What is needed is an exact copy of all the records below.

(Data extracted from a collection)
====
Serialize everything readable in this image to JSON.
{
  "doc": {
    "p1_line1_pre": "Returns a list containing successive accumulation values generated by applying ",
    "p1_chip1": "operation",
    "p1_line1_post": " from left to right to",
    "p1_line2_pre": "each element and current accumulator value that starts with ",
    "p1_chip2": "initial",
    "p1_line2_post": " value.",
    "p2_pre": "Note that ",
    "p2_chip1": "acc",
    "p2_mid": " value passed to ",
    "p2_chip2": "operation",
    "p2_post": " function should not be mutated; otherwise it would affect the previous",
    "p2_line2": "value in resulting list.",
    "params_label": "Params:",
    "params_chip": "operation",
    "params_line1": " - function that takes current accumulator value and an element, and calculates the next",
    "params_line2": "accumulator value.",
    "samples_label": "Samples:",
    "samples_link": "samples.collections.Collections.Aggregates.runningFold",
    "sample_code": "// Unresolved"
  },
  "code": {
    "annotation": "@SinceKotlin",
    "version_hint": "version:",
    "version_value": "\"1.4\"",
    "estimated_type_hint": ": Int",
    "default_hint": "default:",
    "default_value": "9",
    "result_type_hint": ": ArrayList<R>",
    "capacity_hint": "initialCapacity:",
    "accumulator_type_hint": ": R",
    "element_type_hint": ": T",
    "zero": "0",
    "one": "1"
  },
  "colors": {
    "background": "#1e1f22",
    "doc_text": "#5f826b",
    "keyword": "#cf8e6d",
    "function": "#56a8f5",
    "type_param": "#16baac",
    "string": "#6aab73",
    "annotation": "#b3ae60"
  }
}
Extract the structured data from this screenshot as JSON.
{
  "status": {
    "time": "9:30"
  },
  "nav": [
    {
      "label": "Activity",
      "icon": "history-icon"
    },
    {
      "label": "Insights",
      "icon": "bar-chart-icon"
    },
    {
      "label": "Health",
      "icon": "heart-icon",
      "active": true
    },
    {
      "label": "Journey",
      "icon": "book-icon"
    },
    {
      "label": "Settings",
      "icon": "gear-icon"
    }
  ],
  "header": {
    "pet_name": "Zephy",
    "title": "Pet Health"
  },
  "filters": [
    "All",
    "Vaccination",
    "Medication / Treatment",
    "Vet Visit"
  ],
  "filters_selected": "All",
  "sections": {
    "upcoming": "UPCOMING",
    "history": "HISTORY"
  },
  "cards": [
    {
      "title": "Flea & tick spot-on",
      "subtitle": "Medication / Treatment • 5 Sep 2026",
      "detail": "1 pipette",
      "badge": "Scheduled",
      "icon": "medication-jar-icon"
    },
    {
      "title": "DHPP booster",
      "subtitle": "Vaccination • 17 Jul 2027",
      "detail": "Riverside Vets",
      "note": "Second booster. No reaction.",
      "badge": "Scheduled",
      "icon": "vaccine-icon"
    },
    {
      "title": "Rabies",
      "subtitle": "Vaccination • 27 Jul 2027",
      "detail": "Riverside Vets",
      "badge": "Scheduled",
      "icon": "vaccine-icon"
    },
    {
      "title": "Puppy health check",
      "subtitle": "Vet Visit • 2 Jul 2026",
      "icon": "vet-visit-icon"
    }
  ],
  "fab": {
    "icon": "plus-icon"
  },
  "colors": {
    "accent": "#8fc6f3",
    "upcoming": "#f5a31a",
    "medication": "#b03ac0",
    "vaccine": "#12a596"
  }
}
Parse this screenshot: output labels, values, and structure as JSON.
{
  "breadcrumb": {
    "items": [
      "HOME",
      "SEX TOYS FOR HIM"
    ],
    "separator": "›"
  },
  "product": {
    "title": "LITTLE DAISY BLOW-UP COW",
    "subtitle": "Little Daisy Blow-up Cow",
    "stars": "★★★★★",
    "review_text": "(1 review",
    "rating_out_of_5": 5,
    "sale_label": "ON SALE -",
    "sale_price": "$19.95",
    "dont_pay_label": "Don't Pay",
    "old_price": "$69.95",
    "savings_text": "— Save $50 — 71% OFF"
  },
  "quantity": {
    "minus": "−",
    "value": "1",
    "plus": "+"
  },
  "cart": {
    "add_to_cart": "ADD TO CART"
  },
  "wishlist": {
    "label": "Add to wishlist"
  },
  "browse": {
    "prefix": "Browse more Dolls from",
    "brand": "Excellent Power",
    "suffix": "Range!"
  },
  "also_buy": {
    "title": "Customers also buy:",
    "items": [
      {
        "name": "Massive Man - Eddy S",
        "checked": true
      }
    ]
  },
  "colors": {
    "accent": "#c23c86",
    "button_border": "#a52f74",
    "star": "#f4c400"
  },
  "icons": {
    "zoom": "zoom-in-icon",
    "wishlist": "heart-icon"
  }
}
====
## Output of the exercise
Serialize everything readable in this image to JSON.
{
  "doc": {
    "p1_line1_pre": "Returns a list containing successive accumulation values generated by applying ",
    "p1_chip1": "operation",
    "p1_line1_post": " from left to right to",
    "p1_line2_pre": "each element and current accumulator value that starts with ",
    "p1_chip2": "initial",
    "p1_line2_post": " value.",
    "p2_pre": "Note that ",
    "p2_chip1": "acc",
    "p2_mid": " value passed to ",
    "p2_chip2": "operation",
    "p2_post": " function should not be mutated; otherwise it would affect the previous",
    "p2_line2": "value in resulting list.",
    "params_label": "Params:",
    "params_chip": "operation",
    "params_line1": " - function that takes current accumulator value and an element, and calculates the next",
    "params_line2": "accumulator value.",
    "samples_label": "Samples:",
    "samples_link": "samples.collections.Collections.Aggregates.runningFold",
    "sample_code": "// Unresolved"
  },
  "code": {
    "annotation": "@SinceKotlin",
    "version_hint": "version:",
    "version_value": "\"1.4\"",
    "estimated_type_hint": ": Int",
    "default_hint": "default:",
    "default_value": "9",
    "result_type_hint": ": ArrayList<R>",
    "capacity_hint": "initialCapacity:",
    "accumulator_type_hint": ": R",
    "element_type_hint": ": T",
    "zero": "0",
    "one": "1"
  },
  "colors": {
    "background": "#1e1f22",
    "doc_text": "#5f826b",
    "keyword": "#cf8e6d",
    "function": "#56a8f5",
    "type_param": "#16baac",
    "string": "#6aab73",
    "annotation": "#b3ae60"
  }
}
Extract the structured data from this screenshot as JSON.
{
  "status": {
    "time": "9:30"
  },
  "nav": [
    {
      "label": "Activity",
      "icon": "history-icon"
    },
    {
      "label": "Insights",
      "icon": "bar-chart-icon"
    },
    {
      "label": "Health",
      "icon": "heart-icon",
      "active": true
    },
    {
      "label": "Journey",
      "icon": "book-icon"
    },
    {
      "label": "Settings",
      "icon": "gear-icon"
    }
  ],
  "header": {
    "pet_name": "Zephy",
    "title": "Pet Health"
  },
  "filters": [
    "All",
    "Vaccination",
    "Medication / Treatment",
    "Vet Visit"
  ],
  "filters_selected": "All",
  "sections": {
    "upcoming": "UPCOMING",
    "history": "HISTORY"
  },
  "cards": [
    {
      "title": "Flea & tick spot-on",
      "subtitle": "Medication / Treatment • 5 Sep 2026",
      "detail": "1 pipette",
      "badge": "Scheduled",
      "icon": "medication-jar-icon"
    },
    {
      "title": "DHPP booster",
      "subtitle": "Vaccination • 17 Jul 2027",
      "detail": "Riverside Vets",
      "note": "Second booster. No reaction.",
      "badge": "Scheduled",
      "icon": "vaccine-icon"
    },
    {
      "title": "Rabies",
      "subtitle": "Vaccination • 27 Jul 2027",
      "detail": "Riverside Vets",
      "badge": "Scheduled",
      "icon": "vaccine-icon"
    },
    {
      "title": "Puppy health check",
      "subtitle": "Vet Visit • 2 Jul 2026",
      "icon": "vet-visit-icon"
    }
  ],
  "fab": {
    "icon": "plus-icon"
  },
  "colors": {
    "accent": "#8fc6f3",
    "upcoming": "#f5a31a",
    "medication": "#b03ac0",
    "vaccine": "#12a596"
  }
}
Parse this screenshot: output labels, values, and structure as JSON.
{
  "breadcrumb": {
    "items": [
      "HOME",
      "SEX TOYS FOR HIM"
    ],
    "separator": "›"
  },
  "product": {
    "title": "LITTLE DAISY BLOW-UP COW",
    "subtitle": "Little Daisy Blow-up Cow",
    "stars": "★★★★★",
    "review_text": "(1 review",
    "rating_out_of_5": 5,
    "sale_label": "ON SALE -",
    "sale_price": "$19.95",
    "dont_pay_label": "Don't Pay",
    "old_price": "$69.95",
    "savings_text": "— Save $50 — 71% OFF"
  },
  "quantity": {
    "minus": "−",
    "value": "1",
    "plus": "+"
  },
  "cart": {
    "add_to_cart": "ADD TO CART"
  },
  "wishlist": {
    "label": "Add to wishlist"
  },
  "browse": {
    "prefix": "Browse more Dolls from",
    "brand": "Excellent Power",
    "suffix": "Range!"
  },
  "also_buy": {
    "title": "Customers also buy:",
    "items": [
      {
        "name": "Massive Man - Eddy S",
        "checked": true
      }
    ]
  },
  "colors": {
    "accent": "#c23c86",
    "button_border": "#a52f74",
    "star": "#f4c400"
  },
  "icons": {
    "zoom": "zoom-in-icon",
    "wishlist": "heart-icon"
  }
}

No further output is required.